Planning chiefs have put their own council bosses under the spotlight over the thinking behind controversial plans to knock down a former Angus sheltered housing complex and replace it with fewer homes.
They have asked the blunt question of whether bulldozing 25 homes at Edzell’s now empty Inglis Court to create a 21-house scheme is sustainable or the best use of public cash.
Councillors have already backed the £3.5 million regeneration project, but it is still to clear the planning hurdle.
Last year, an Angus developer’s £250,000 bid to buy the former sheltered housing complex and re-develop the flats was rejected.
The planners’ probing questions over the wisdom of demolition is part of growing opposition to the demolition plan.
It has been branded “unnecessary” by the local community council.
In his query to housing colleagues, development standards officer Walter Wyllie says: “It would be helpful for third parties, consultees and elected members to be provided with an explanation regarding why demolition rather than reuse of Inglis Court is being proposed.
“Why is demolition and rebuild the most sustainable form of development?
“And why does the proposed development represent the best option in terms of best value and use of public funds?
“This matter is likely to be something which will be raised at the development standards committee so an explanation would be helpful for all.
“It would also enable this matter to be addressed thoroughly in a committee report.”
Community council opposition
Inveresk Community Council’s objection states: “It is a strongly held view locally that demolition is unnecessary and would be a poor use of scarce resources.
“This is on the assumption that the building is structurally sound and could be adapted and made fully fit for purpose at much less expense than by way of demolition and new build.”
Angus Council’s policies and management of the building have been as much the cause of reduced demand as a response to it.
Inveresk Community Council
The group suggests there is still a demand for sheltered housing in Edzell.
They cite the removal of wardens as the first step in Inglis Court’s decline, followed by a lack of maintenance and putting younger tenants alongside the old and vulnerable.
“In short, the view is that Angus Council’s policies and management of the building have been as much the cause of reduced demand as a response to it.
“Inglis Court could again be a thriving facility, well integrated socially with the local community and serving principally older people with strong connections with the local area.

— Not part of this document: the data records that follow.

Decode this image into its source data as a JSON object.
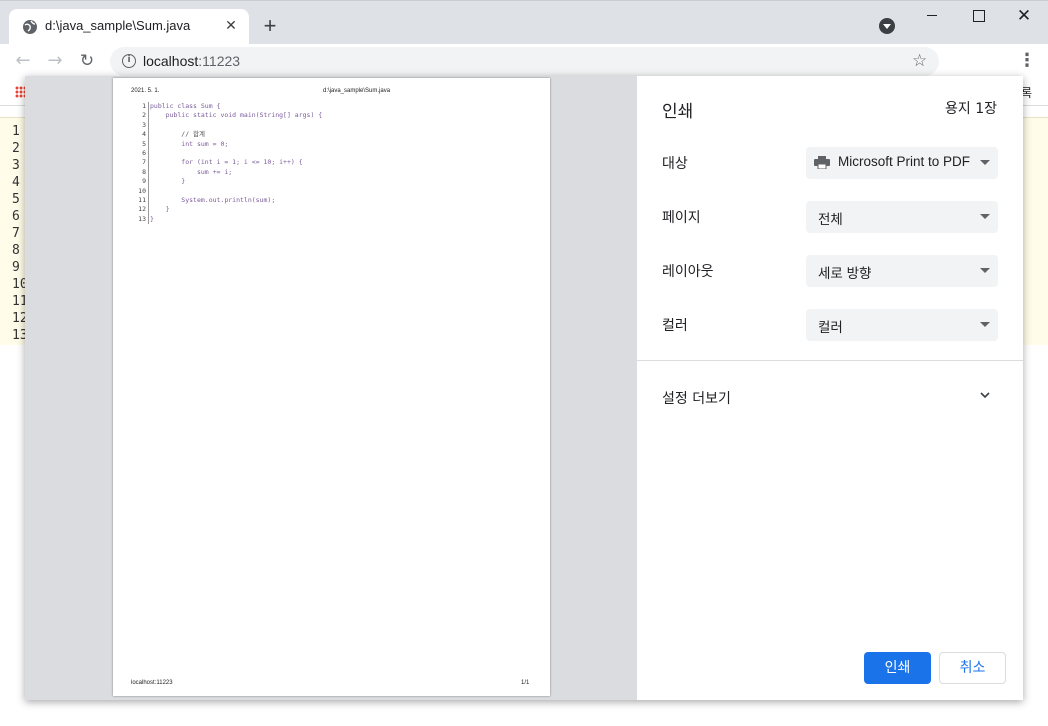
{
  "tab": {
    "title": "d:\\java_sample\\Sum.java"
  },
  "address": {
    "host": "localhost",
    "port": ":11223"
  },
  "bookmarks": {
    "right_text": "록"
  },
  "background_lines": [
    "1",
    "2",
    "3",
    "4",
    "5",
    "6",
    "7",
    "8",
    "9",
    "10",
    "11",
    "12",
    "13"
  ],
  "preview": {
    "date": "2021. 5. 1.",
    "title": "d:\\java_sample\\Sum.java",
    "footer_left": "localhost:11223",
    "footer_right": "1/1",
    "code": [
      {
        "n": "1",
        "t": "public class Sum {",
        "k": "kw"
      },
      {
        "n": "2",
        "t": "    public static void main(String[] args) {",
        "k": "kw"
      },
      {
        "n": "3",
        "t": "",
        "k": "plain"
      },
      {
        "n": "4",
        "t": "        // 합계",
        "k": "comment"
      },
      {
        "n": "5",
        "t": "        int sum = 0;",
        "k": "kw"
      },
      {
        "n": "6",
        "t": "",
        "k": "plain"
      },
      {
        "n": "7",
        "t": "        for (int i = 1; i <= 10; i++) {",
        "k": "kw"
      },
      {
        "n": "8",
        "t": "            sum += i;",
        "k": "kw"
      },
      {
        "n": "9",
        "t": "        }",
        "k": "kw"
      },
      {
        "n": "10",
        "t": "",
        "k": "plain"
      },
      {
        "n": "11",
        "t": "        System.out.println(sum);",
        "k": "kw"
      },
      {
        "n": "12",
        "t": "    }",
        "k": "kw"
      },
      {
        "n": "13",
        "t": "}",
        "k": "kw"
      }
    ]
  },
  "print_panel": {
    "title": "인쇄",
    "sheets": "용지 1장",
    "destination": {
      "label": "대상",
      "value": "Microsoft Print to PDF"
    },
    "pages": {
      "label": "페이지",
      "value": "전체"
    },
    "layout": {
      "label": "레이아웃",
      "value": "세로 방향"
    },
    "color": {
      "label": "컬러",
      "value": "컬러"
    },
    "more_settings": "설정 더보기",
    "print_button": "인쇄",
    "cancel_button": "취소"
  },
  "colors": {
    "accent": "#1a73e8",
    "chrome": "#dee1e6",
    "code_bg": "#fffce9"
  },
  "icons": [
    "globe-icon",
    "close-icon",
    "plus-icon",
    "profile-dropdown-icon",
    "back-icon",
    "forward-icon",
    "reload-icon",
    "info-icon",
    "star-icon",
    "kebab-menu-icon",
    "apps-icon",
    "printer-icon",
    "chevron-down-icon"
  ]
}
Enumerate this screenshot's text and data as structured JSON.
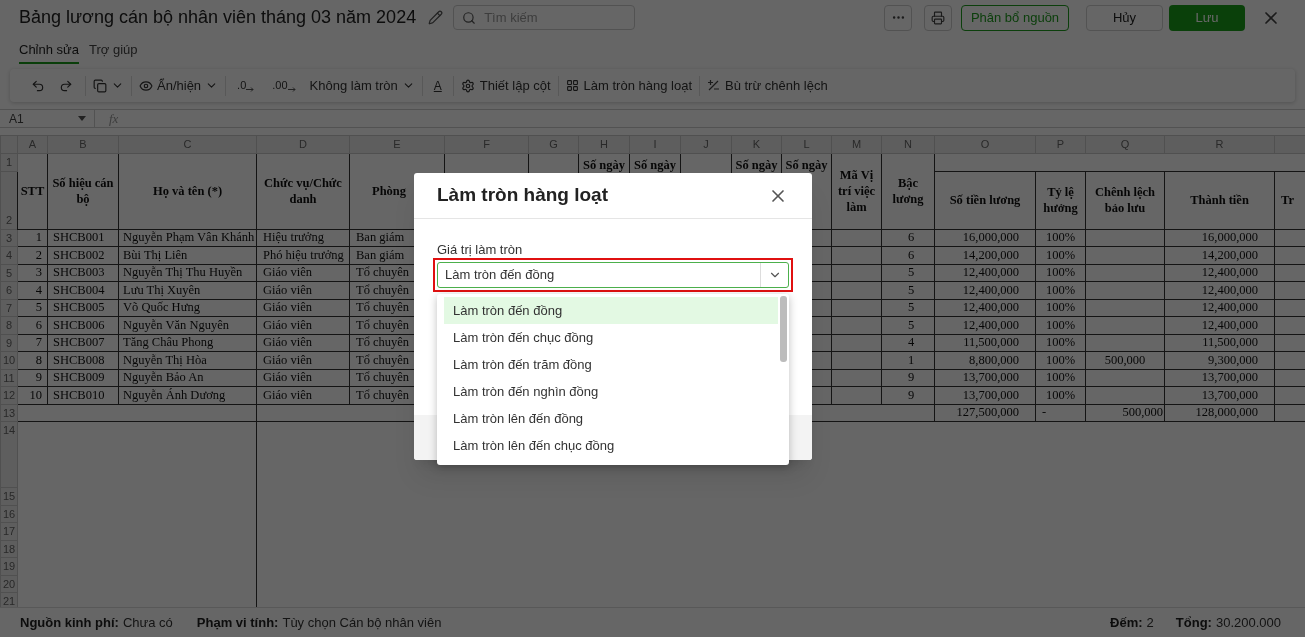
{
  "header": {
    "title": "Bảng lương cán bộ nhân viên tháng 03 năm 2024",
    "search": {
      "placeholder": "Tìm kiếm"
    },
    "buttons": [
      {
        "label": "Phân bổ nguồn",
        "kind": "outline"
      },
      {
        "label": "Hủy",
        "kind": "plain"
      },
      {
        "label": "Lưu",
        "kind": "primary"
      }
    ]
  },
  "tabs": [
    {
      "label": "Chỉnh sửa",
      "selected": true
    },
    {
      "label": "Trợ giúp",
      "selected": false
    }
  ],
  "toolbar": {
    "hide_show": "Ẩn/hiện",
    "decrease_decimal": ".0",
    "increase_decimal": ".00",
    "rounding": "Không làm tròn",
    "font_color": "A",
    "column_setup": "Thiết lập cột",
    "batch_round": "Làm tròn hàng loạt",
    "offset": "Bù trừ chênh lệch"
  },
  "formula_bar": {
    "cell": "A1",
    "fx": "fx"
  },
  "sheet": {
    "column_letters": [
      "A",
      "B",
      "C",
      "D",
      "E",
      "F",
      "G",
      "H",
      "I",
      "J",
      "K",
      "L",
      "M",
      "N",
      "O",
      "P",
      "Q",
      "R"
    ],
    "row_numbers": [
      "1",
      "2",
      "3",
      "4",
      "5",
      "6",
      "7",
      "8",
      "9",
      "10",
      "11",
      "12",
      "13",
      "14",
      "15",
      "16",
      "17",
      "18",
      "19",
      "20",
      "21"
    ],
    "headers": {
      "A": "STT",
      "B": "Số hiệu cán bộ",
      "C": "Họ và tên (*)",
      "D": "Chức vụ/Chức danh",
      "E": "Phòng",
      "H": "Số ngày",
      "I": "Số ngày",
      "K": "Số ngày",
      "L": "Số ngày",
      "M": "Mã Vị trí việc làm",
      "N": "Bậc lương",
      "O": "Số tiền lương",
      "P": "Tỷ lệ hưởng",
      "Q": "Chênh lệch bảo lưu",
      "R": "Thành tiền",
      "S": "Tr"
    },
    "rows": [
      {
        "stt": "1",
        "code": "SHCB001",
        "name": "Nguyễn Phạm Vân Khánh",
        "position": "Hiệu trưởng",
        "department": "Ban giám",
        "grade": "6",
        "salary": "16,000,000",
        "rate": "100%",
        "amount": "16,000,000"
      },
      {
        "stt": "2",
        "code": "SHCB002",
        "name": "Bùi Thị Liên",
        "position": "Phó hiệu trưởng",
        "department": "Ban giám",
        "grade": "6",
        "salary": "14,200,000",
        "rate": "100%",
        "amount": "14,200,000"
      },
      {
        "stt": "3",
        "code": "SHCB003",
        "name": "Nguyễn Thị Thu Huyền",
        "position": "Giáo viên",
        "department": "Tổ chuyên",
        "grade": "5",
        "salary": "12,400,000",
        "rate": "100%",
        "amount": "12,400,000"
      },
      {
        "stt": "4",
        "code": "SHCB004",
        "name": "Lưu Thị Xuyên",
        "position": "Giáo viên",
        "department": "Tổ chuyên",
        "grade": "5",
        "salary": "12,400,000",
        "rate": "100%",
        "amount": "12,400,000"
      },
      {
        "stt": "5",
        "code": "SHCB005",
        "name": "Võ Quốc Hưng",
        "position": "Giáo viên",
        "department": "Tổ chuyên",
        "grade": "5",
        "salary": "12,400,000",
        "rate": "100%",
        "amount": "12,400,000"
      },
      {
        "stt": "6",
        "code": "SHCB006",
        "name": "Nguyễn Văn Nguyên",
        "position": "Giáo viên",
        "department": "Tổ chuyên",
        "grade": "5",
        "salary": "12,400,000",
        "rate": "100%",
        "amount": "12,400,000"
      },
      {
        "stt": "7",
        "code": "SHCB007",
        "name": "Tăng Châu Phong",
        "position": "Giáo viên",
        "department": "Tổ chuyên",
        "grade": "4",
        "salary": "11,500,000",
        "rate": "100%",
        "amount": "11,500,000"
      },
      {
        "stt": "8",
        "code": "SHCB008",
        "name": "Nguyễn Thị Hòa",
        "position": "Giáo viên",
        "department": "Tổ chuyên",
        "grade": "1",
        "salary": "8,800,000",
        "rate": "100%",
        "difference": "500,000",
        "amount": "9,300,000"
      },
      {
        "stt": "9",
        "code": "SHCB009",
        "name": "Nguyễn Bảo An",
        "position": "Giáo viên",
        "department": "Tổ chuyên",
        "grade": "9",
        "salary": "13,700,000",
        "rate": "100%",
        "amount": "13,700,000"
      },
      {
        "stt": "10",
        "code": "SHCB010",
        "name": "Nguyễn Ánh Dương",
        "position": "Giáo viên",
        "department": "Tổ chuyên",
        "grade": "9",
        "salary": "13,700,000",
        "rate": "100%",
        "amount": "13,700,000"
      }
    ],
    "totals": {
      "salary": "127,500,000",
      "rate": "-",
      "difference": "500,000",
      "amount": "128,000,000"
    }
  },
  "status_bar": {
    "left": [
      {
        "label": "Nguồn kinh phí:",
        "value": "Chưa có"
      },
      {
        "label": "Phạm vi tính:",
        "value": "Tùy chọn Cán bộ nhân viên"
      }
    ],
    "right": [
      {
        "label": "Đếm:",
        "value": "2"
      },
      {
        "label": "Tổng:",
        "value": "30.200.000"
      }
    ]
  },
  "modal": {
    "title": "Làm tròn hàng loạt",
    "field_label": "Giá trị làm tròn",
    "value": "Làm tròn đến đồng",
    "options": [
      {
        "label": "Làm tròn đến đồng",
        "selected": true
      },
      {
        "label": "Làm tròn đến chục đồng",
        "selected": false
      },
      {
        "label": "Làm tròn đến trăm đồng",
        "selected": false
      },
      {
        "label": "Làm tròn đến nghìn đồng",
        "selected": false
      },
      {
        "label": "Làm tròn lên đến đồng",
        "selected": false
      },
      {
        "label": "Làm tròn lên đến chục đồng",
        "selected": false
      }
    ]
  }
}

“Instead, ways of making constructive use of the building should be fully explored, preferably by refurbishing it as updated and fit-for-purpose sheltered housing with tenancy support officer support,” say the community council.
The plans were lodged by the council’s housing department last November and have now passed the February determination deadline.

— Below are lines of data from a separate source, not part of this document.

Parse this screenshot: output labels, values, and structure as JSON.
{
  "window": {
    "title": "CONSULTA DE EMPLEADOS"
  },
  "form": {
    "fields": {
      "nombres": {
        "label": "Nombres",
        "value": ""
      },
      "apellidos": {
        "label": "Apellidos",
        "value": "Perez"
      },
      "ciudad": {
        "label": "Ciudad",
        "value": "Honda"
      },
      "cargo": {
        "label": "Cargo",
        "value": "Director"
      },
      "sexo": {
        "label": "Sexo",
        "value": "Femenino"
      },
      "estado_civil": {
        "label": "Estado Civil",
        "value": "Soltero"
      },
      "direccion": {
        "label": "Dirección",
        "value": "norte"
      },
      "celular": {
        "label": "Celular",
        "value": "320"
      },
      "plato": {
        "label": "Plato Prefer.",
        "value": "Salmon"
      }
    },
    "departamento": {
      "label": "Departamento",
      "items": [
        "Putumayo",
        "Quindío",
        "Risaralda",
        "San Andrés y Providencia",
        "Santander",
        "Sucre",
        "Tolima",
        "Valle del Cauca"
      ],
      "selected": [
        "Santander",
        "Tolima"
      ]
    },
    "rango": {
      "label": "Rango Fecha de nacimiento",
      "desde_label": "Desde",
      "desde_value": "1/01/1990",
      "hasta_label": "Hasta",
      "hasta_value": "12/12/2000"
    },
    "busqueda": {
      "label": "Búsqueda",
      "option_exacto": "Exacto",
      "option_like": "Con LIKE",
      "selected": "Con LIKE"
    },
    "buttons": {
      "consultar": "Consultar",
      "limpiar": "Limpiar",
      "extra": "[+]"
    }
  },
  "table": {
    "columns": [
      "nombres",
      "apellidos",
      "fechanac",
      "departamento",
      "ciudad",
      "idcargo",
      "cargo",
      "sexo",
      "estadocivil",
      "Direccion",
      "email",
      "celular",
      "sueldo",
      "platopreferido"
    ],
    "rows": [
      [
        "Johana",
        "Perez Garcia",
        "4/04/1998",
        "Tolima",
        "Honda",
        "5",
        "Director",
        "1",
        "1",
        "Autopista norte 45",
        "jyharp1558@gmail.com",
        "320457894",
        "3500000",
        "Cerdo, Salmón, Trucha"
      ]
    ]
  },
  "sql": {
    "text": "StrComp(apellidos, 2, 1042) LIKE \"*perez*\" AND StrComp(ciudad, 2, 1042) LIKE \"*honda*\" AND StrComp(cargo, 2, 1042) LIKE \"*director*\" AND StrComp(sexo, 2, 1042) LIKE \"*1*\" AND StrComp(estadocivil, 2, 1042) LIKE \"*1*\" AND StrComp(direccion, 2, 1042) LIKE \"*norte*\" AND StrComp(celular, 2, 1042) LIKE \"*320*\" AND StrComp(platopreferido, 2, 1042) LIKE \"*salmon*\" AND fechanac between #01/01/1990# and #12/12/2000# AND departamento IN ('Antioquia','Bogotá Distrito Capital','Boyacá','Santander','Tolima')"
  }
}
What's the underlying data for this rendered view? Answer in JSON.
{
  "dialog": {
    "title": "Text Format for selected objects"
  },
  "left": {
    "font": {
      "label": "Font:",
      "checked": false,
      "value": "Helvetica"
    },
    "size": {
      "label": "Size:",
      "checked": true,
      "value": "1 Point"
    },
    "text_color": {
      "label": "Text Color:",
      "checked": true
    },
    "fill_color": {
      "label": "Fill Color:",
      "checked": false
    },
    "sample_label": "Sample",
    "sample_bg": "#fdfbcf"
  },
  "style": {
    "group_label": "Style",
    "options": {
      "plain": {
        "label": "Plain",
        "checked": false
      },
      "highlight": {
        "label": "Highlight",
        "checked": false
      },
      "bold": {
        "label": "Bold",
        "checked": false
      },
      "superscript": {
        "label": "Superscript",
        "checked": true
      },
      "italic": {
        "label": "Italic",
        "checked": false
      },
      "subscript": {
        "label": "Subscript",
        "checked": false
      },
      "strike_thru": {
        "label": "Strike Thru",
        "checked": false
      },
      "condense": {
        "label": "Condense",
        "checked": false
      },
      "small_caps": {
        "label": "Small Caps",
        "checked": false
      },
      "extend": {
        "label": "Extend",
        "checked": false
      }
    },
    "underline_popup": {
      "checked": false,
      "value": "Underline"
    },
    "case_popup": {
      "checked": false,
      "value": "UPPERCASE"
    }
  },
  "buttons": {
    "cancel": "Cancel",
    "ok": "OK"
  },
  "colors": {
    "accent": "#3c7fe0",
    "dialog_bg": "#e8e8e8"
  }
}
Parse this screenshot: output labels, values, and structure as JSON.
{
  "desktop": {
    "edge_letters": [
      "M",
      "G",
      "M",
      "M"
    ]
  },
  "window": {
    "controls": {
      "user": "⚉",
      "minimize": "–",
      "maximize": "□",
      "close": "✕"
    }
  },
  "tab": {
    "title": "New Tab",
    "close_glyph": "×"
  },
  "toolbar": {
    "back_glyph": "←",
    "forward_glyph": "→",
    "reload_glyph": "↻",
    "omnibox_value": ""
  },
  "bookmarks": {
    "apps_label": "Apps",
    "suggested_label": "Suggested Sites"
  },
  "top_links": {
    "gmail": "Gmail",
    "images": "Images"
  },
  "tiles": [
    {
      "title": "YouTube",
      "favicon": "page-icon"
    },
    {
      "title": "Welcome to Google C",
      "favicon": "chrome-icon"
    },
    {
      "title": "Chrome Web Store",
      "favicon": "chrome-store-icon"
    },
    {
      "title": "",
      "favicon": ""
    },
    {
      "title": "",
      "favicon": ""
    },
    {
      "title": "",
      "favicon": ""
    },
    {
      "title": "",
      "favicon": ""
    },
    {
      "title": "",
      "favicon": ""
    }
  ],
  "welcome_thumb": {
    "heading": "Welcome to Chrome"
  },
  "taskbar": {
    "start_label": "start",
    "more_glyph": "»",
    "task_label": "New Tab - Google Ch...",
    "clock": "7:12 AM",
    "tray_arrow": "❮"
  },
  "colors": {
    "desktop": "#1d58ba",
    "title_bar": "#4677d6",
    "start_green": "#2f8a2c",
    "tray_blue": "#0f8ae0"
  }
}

Angus Council confirmed Inglis Court is now vacant but could not give a firm date for when the planning application will come before councillors.